## [Exercise directions]
Copy out, from the entries below, each line that holds the string "years".

[Data section]

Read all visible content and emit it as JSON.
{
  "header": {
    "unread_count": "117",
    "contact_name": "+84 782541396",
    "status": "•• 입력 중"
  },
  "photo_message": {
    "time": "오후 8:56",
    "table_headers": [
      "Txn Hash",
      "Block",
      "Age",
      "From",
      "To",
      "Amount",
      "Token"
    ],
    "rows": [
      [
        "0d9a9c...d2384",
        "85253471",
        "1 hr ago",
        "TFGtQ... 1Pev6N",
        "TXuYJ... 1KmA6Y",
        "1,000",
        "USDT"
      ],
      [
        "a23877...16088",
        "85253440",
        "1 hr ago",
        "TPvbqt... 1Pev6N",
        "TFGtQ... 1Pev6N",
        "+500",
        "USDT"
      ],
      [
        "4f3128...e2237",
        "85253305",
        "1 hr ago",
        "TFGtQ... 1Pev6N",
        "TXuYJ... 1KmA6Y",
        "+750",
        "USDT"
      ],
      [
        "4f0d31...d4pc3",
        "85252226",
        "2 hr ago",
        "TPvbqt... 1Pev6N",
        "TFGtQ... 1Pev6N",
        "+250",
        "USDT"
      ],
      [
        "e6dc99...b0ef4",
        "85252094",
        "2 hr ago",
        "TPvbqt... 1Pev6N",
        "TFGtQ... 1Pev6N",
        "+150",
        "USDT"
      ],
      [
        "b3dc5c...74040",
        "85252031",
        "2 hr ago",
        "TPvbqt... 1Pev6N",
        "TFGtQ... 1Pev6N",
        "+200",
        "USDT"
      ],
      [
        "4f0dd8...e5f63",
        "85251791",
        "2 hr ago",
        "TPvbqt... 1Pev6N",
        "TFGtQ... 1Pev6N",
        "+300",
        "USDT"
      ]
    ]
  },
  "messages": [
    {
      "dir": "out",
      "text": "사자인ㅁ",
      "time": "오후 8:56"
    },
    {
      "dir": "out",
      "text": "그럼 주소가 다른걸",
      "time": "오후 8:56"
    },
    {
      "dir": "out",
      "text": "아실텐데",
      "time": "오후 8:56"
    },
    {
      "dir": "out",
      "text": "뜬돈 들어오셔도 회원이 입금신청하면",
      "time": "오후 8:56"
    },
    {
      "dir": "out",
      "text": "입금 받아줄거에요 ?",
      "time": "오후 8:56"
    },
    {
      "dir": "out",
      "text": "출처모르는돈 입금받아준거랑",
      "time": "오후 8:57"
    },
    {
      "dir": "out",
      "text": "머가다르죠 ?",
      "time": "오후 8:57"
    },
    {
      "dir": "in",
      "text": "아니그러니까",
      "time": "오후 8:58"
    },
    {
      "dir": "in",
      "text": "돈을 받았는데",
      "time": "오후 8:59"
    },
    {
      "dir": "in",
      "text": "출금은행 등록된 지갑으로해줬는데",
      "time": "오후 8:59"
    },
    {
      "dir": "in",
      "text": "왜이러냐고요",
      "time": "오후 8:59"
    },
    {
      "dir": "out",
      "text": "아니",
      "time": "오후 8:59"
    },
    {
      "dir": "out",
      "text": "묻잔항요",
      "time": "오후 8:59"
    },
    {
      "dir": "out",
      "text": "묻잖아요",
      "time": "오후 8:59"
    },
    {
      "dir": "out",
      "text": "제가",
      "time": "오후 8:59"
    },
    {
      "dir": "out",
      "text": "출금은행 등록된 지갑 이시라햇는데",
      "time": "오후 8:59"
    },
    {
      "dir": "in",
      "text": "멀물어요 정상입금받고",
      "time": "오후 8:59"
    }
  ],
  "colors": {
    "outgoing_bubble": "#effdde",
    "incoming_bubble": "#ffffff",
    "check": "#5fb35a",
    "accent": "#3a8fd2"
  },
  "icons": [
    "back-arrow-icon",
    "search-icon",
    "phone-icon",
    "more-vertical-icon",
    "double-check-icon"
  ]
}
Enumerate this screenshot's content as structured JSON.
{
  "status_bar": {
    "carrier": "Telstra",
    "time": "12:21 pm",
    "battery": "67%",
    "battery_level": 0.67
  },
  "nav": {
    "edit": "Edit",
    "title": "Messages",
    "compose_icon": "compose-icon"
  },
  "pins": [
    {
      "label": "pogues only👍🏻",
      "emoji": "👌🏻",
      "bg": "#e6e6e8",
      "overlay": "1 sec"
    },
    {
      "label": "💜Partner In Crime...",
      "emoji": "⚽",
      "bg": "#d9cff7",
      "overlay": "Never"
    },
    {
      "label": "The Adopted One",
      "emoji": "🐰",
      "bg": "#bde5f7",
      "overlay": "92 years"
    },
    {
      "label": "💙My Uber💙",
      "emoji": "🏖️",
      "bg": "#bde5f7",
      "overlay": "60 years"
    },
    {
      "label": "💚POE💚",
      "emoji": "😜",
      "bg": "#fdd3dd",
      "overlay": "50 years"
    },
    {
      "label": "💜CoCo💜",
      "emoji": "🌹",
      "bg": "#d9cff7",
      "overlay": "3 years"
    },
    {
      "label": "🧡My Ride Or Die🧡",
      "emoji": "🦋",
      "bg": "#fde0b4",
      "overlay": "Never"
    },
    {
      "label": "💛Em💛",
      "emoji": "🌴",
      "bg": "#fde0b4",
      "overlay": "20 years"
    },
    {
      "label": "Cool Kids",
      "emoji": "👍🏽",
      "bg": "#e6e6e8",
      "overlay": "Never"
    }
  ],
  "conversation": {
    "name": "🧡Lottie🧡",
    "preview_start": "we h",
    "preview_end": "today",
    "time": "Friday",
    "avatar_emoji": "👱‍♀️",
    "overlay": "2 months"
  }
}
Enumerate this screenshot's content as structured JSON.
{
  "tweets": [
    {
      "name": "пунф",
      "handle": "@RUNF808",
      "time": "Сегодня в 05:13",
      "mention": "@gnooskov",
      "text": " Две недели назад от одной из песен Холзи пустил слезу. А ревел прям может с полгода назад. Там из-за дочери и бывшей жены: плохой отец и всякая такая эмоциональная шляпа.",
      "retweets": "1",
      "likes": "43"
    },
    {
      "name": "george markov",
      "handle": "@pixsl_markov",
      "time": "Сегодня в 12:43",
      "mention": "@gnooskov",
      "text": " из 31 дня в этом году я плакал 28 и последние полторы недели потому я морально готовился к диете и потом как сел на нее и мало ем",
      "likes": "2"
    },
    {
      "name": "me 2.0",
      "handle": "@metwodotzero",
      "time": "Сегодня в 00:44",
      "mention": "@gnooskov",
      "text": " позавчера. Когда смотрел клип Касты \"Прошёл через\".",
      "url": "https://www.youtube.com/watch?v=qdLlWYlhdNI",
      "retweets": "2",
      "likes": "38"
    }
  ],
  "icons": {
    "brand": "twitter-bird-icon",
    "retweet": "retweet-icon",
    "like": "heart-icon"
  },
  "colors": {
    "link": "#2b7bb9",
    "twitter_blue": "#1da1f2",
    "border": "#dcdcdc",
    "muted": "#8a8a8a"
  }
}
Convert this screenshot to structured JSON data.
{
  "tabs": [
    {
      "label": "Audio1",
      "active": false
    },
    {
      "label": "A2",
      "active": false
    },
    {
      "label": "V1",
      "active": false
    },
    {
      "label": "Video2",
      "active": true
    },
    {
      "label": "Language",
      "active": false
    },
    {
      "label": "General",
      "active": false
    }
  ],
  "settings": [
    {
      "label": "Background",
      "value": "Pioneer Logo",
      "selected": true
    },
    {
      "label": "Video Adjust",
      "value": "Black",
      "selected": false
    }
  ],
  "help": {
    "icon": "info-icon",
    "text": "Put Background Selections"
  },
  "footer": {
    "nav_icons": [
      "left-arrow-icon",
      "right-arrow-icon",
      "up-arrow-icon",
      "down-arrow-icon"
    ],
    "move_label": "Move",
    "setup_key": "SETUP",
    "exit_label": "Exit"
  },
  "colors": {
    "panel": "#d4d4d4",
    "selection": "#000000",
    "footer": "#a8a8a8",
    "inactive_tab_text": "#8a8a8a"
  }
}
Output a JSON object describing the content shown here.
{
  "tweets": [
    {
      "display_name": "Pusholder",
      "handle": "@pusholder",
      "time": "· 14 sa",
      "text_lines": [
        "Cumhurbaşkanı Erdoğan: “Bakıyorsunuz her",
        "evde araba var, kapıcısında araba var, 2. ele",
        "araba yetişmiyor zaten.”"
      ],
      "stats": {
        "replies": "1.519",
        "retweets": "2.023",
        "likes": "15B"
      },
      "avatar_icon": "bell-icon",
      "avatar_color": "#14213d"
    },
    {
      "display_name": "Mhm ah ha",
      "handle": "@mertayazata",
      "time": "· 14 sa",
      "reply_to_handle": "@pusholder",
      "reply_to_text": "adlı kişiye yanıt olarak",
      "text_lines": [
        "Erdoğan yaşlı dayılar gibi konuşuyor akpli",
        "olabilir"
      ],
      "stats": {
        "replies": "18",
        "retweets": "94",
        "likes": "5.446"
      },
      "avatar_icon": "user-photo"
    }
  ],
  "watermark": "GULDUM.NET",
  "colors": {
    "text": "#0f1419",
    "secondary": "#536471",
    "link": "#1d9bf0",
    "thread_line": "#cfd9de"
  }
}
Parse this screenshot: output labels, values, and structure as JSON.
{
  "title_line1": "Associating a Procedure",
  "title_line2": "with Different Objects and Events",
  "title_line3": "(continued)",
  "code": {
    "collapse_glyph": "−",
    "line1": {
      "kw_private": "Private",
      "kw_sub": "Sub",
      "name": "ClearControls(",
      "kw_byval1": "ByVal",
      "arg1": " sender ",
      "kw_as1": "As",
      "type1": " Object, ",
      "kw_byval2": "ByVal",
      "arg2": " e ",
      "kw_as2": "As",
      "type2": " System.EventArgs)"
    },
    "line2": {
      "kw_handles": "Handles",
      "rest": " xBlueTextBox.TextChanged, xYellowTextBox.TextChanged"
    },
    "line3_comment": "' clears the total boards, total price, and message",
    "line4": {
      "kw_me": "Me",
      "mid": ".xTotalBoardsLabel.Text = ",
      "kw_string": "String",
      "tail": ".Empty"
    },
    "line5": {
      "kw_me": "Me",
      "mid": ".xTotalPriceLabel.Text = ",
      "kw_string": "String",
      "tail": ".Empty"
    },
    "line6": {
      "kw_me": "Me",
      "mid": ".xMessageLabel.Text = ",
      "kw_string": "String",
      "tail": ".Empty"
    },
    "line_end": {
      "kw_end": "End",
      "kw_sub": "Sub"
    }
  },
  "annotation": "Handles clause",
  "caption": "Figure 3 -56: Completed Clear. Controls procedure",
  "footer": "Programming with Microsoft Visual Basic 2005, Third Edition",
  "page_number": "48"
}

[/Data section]

## [Written solution]
      "overlay": "92 years"
      "overlay": "60 years"
      "overlay": "50 years"
      "overlay": "3 years"
      "overlay": "20 years"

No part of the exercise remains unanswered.